If the universe's expansion speed does not exceed the escape velocity, then the mutual gravitational attraction of all its matter will eventually cause it to contract. If entropy continues to increase in the contracting phase (see Ergodic hypothesis), the contraction would appear very different from the time reversal of the expansion. While the early universe was highly uniform, a contracting universe would become increasingly clumped. Eventually all matter would collapse into black holes, which would then coalesce producing a unified black hole or Big Crunch singularity.
The exact details of the events that would take place before such final collapse depend on the length of both the expansion phase as well as the previous contraction phase; the longer both lasted, the more events expected to take place in an ever-expanding universe would happen; nonetheless it's expected that the contraction phase would not immediately be noticed by hypothetical observers because of the delay caused by the speed of light, that the temperature of the cosmic microwave background would rise during contraction symmetrically compared to the previous expansion phase, and that the events that took place during the Big Bang would take in opposite order. For a contracting Universe similar to ours in composition it's expected that superclusters would merge among themselves followed by galaxy clusters and later galaxies. By the time stars were so close together that collisions among them were frequent, the temperature of the cosmic microwave background would have increased so much that stars would be unable to expel their internal heat, slowly cooking until they exploded leaving behind a hot and highly heterogeneus gas, whose atoms would break down in their constituent subatomic particles because of the increasing temperature, that would be absorbed by the already coalescing black holes before the Big Crunch itself.
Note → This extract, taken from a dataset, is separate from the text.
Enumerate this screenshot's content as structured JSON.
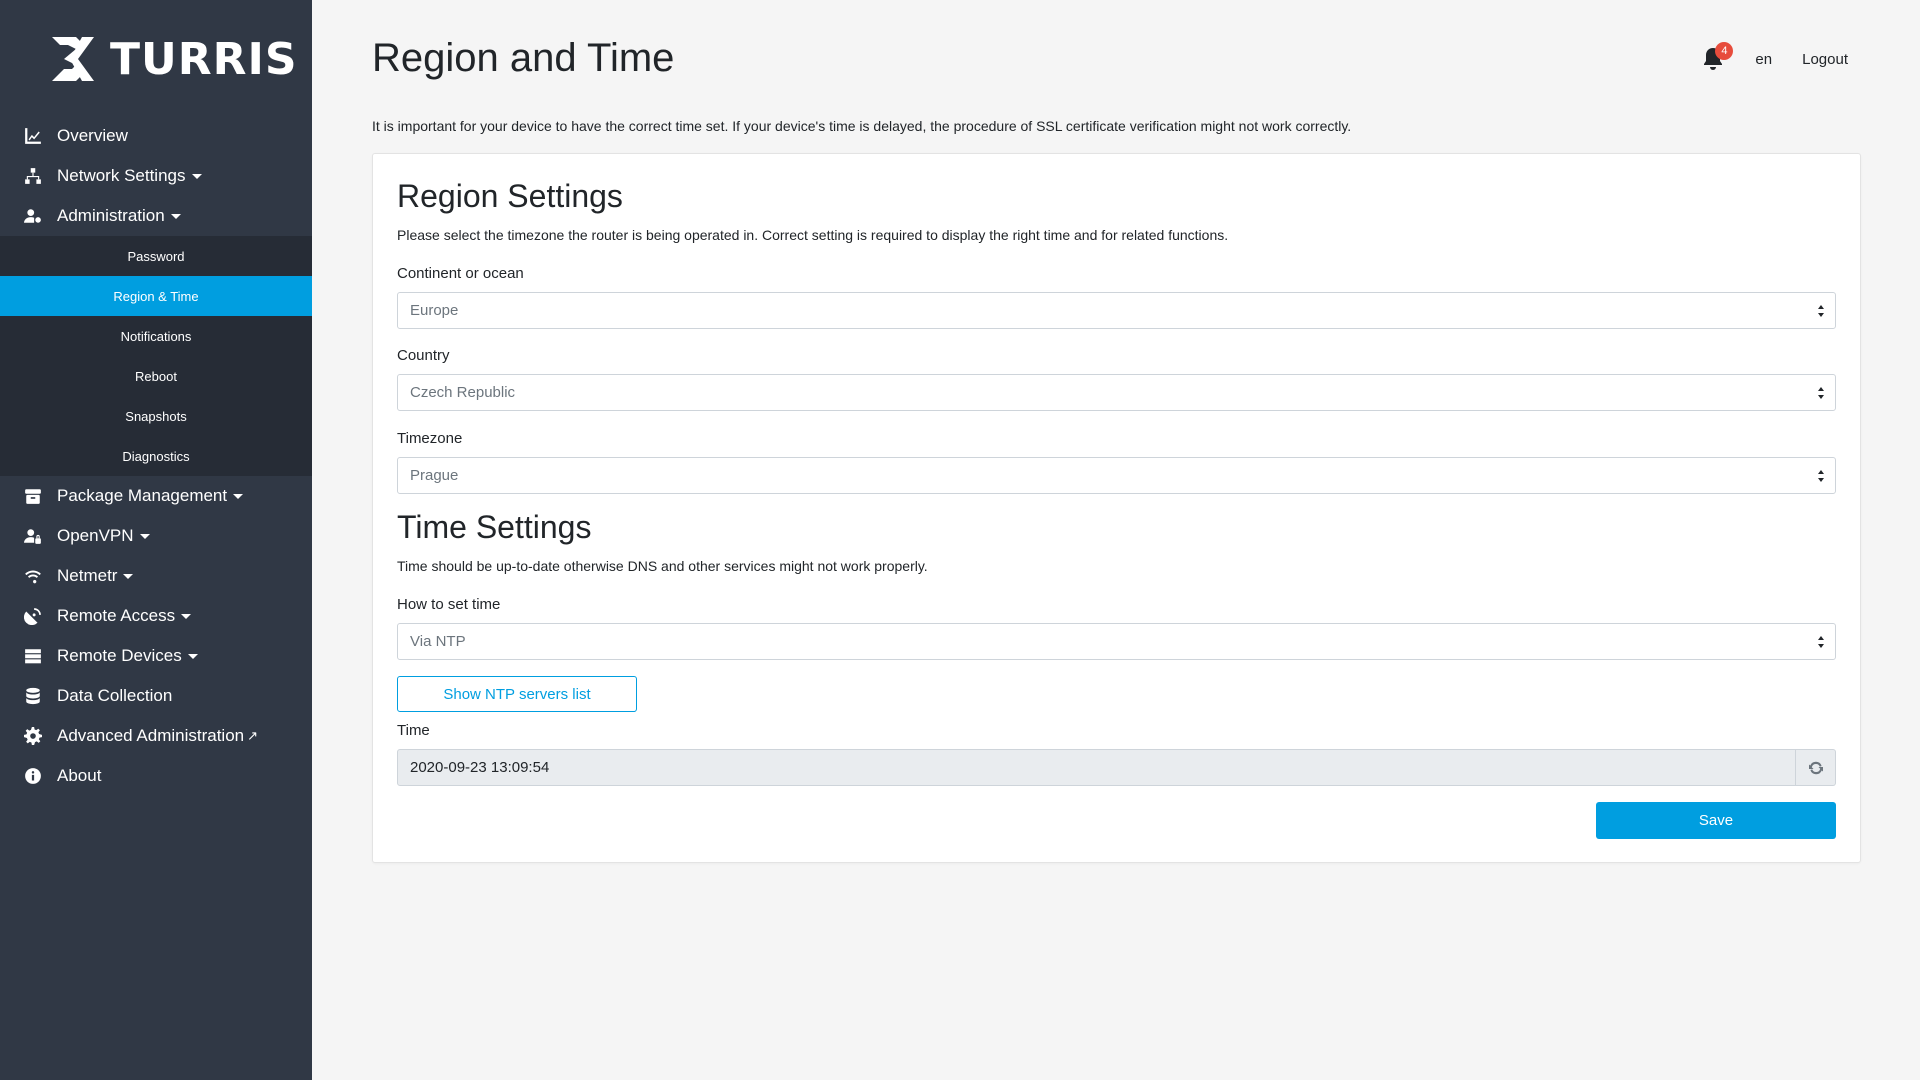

The Hubble Constant measures the current state of expansion in the universe, and the strength of the gravitational force depends on the density and pressure of matter in the universe, or in other words, the critical density of the universe. If the density of the universe is greater than the critical density, then the strength of the gravitational force will stop the universe from expanding and the universe will collapse back on itself—assuming that there is no repulsive force such as a cosmological constant. Conversely, if the density of the universe is less than the critical density, the universe will continue to expand and the gravitational pull will not be enough to stop the universe from expanding. This scenario would result in the Big Freeze, where the universe cools as it expands and reaches a state of entropy. One theory proposes that the universe could collapse to the state where it began and then initiate another Big Bang, so in this way the universe would last forever, but would pass through phases of expansion (Big Bang) and contraction (Big Crunch). Another scenario results in a flat universe which occurs when the critical density is just right. In this state the universe would always be slowing down, and eventually come to a stop in an interminable amount of time. Although, it is now understood that the critical density has been measured and determined to be a flat universe.
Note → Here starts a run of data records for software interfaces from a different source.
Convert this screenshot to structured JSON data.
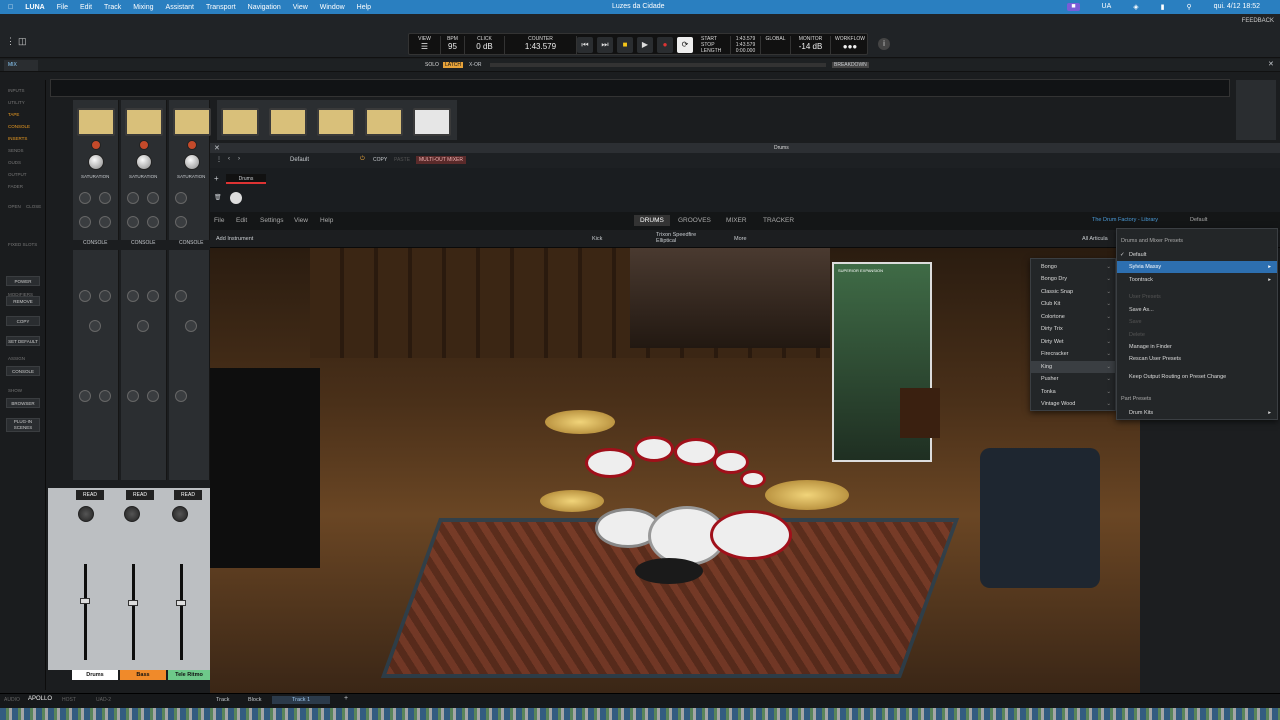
{
  "menubar": {
    "app": "LUNA",
    "items": [
      "File",
      "Edit",
      "Track",
      "Mixing",
      "Assistant",
      "Transport",
      "Navigation",
      "View",
      "Window",
      "Help"
    ],
    "window_title": "Luzes da Cidade",
    "ua_label": "UA",
    "datetime": "qui. 4/12  18:52"
  },
  "topstrip": {
    "feedback": "FEEDBACK",
    "transport": {
      "view_label": "VIEW",
      "bpm_label": "BPM",
      "bpm_value": "95",
      "click_label": "CLICK",
      "click_value": "0 dB",
      "counter_label": "COUNTER",
      "counter_value": "1:43.579",
      "start_label": "START",
      "stop_label": "STOP",
      "length_label": "LENGTH",
      "start_value": "1:43.579",
      "stop_value": "1:43.579",
      "length_value": "0:00.000",
      "global_label": "GLOBAL",
      "monitor_label": "MONITOR",
      "monitor_value": "-14 dB",
      "workflow_label": "WORKFLOW"
    }
  },
  "solostrip": {
    "solo": "SOLO",
    "latch": "LATCH",
    "xor": "X-OR",
    "breakdown": "BREAKDOWN"
  },
  "mixtab": "MIX",
  "sidebar": {
    "labels": [
      "INPUTS",
      "UTILITY",
      "TAPE",
      "CONSOLE",
      "INSERTS",
      "SENDS",
      "OUDS",
      "OUTPUT",
      "FADER"
    ],
    "active": [
      "TAPE",
      "CONSOLE",
      "INSERTS"
    ],
    "open": "OPEN",
    "close": "CLOSE",
    "fixed_slots": "FIXED SLOTS",
    "modifiers": "MODIFIERS",
    "power": "POWER",
    "remove": "REMOVE",
    "copy": "COPY",
    "set_default": "SET DEFAULT",
    "assign": "ASSIGN",
    "console": "CONSOLE",
    "show": "SHOW",
    "browser": "BROWSER",
    "plugin_scenes": "PLUG-IN SCENES"
  },
  "strips": [
    {
      "name": "Drums",
      "color": "#ffffff",
      "console": "CONSOLE",
      "saturation": "SATURATION",
      "read": "READ"
    },
    {
      "name": "Bass",
      "color": "#f08a2a",
      "console": "CONSOLE",
      "saturation": "SATURATION",
      "read": "READ"
    },
    {
      "name": "Tele Ritmo",
      "color": "#6ec98a",
      "console": "CONSOLE",
      "saturation": "SATURATION",
      "read": "READ"
    }
  ],
  "plugin": {
    "header": "Drums",
    "preset": "Default",
    "copy": "COPY",
    "paste": "PASTE",
    "multiout": "MULTI-OUT MIXER",
    "instrument_chip": "Drums",
    "menu": [
      "File",
      "Edit",
      "Settings",
      "View",
      "Help"
    ],
    "tabs": [
      "DRUMS",
      "GROOVES",
      "MIXER",
      "TRACKER"
    ],
    "active_tab": "DRUMS",
    "library": "The Drum Factory - Library",
    "library_preset": "Default",
    "add_instrument": "Add Instrument",
    "kick": "Kick",
    "speedfire": "Trixon Speedfire Elliptical",
    "more": "More",
    "all_artic": "All Articula",
    "banner_text": "SUPERIOR EXPANSION"
  },
  "kit_menu": {
    "items": [
      "Bongo",
      "Bongo Dry",
      "Classic Snap",
      "Club Kit",
      "Colortone",
      "Dirty Trix",
      "Dirty Wet",
      "Firecracker",
      "King",
      "Pusher",
      "Tonka",
      "Vintage Wood"
    ],
    "hovered": "King"
  },
  "preset_menu": {
    "header": "Drums and Mixer Presets",
    "default": "Default",
    "sylvia": "Sylvia Massy",
    "toontrack": "Toontrack",
    "user_presets": "User Presets",
    "save": "Save",
    "delete": "Delete",
    "save_as": "Save As...",
    "manage": "Manage in Finder",
    "rescan": "Rescan User Presets",
    "keep_routing": "Keep Output Routing on Preset Change",
    "part_presets": "Part Presets",
    "drum_kits": "Drum Kits"
  },
  "bottom": {
    "audio": "AUDIO",
    "apollo": "APOLLO",
    "host": "HOST",
    "ua_d": "UAD-2",
    "track": "Track",
    "block": "Block",
    "track1": "Track 1"
  }
}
Recent experimental evidence (namely the observation of distant supernovae as standard candles, and the well-resolved mapping of the cosmic microwave background) has led to speculation that the expansion of the universe is not being slowed down by gravity but rather accelerating. However, since the nature of the dark energy that is postulated to drive the acceleration is unknown, it is still possible (though not observationally supported as of today) that it might eventually reverse its developmental path and cause a collapse.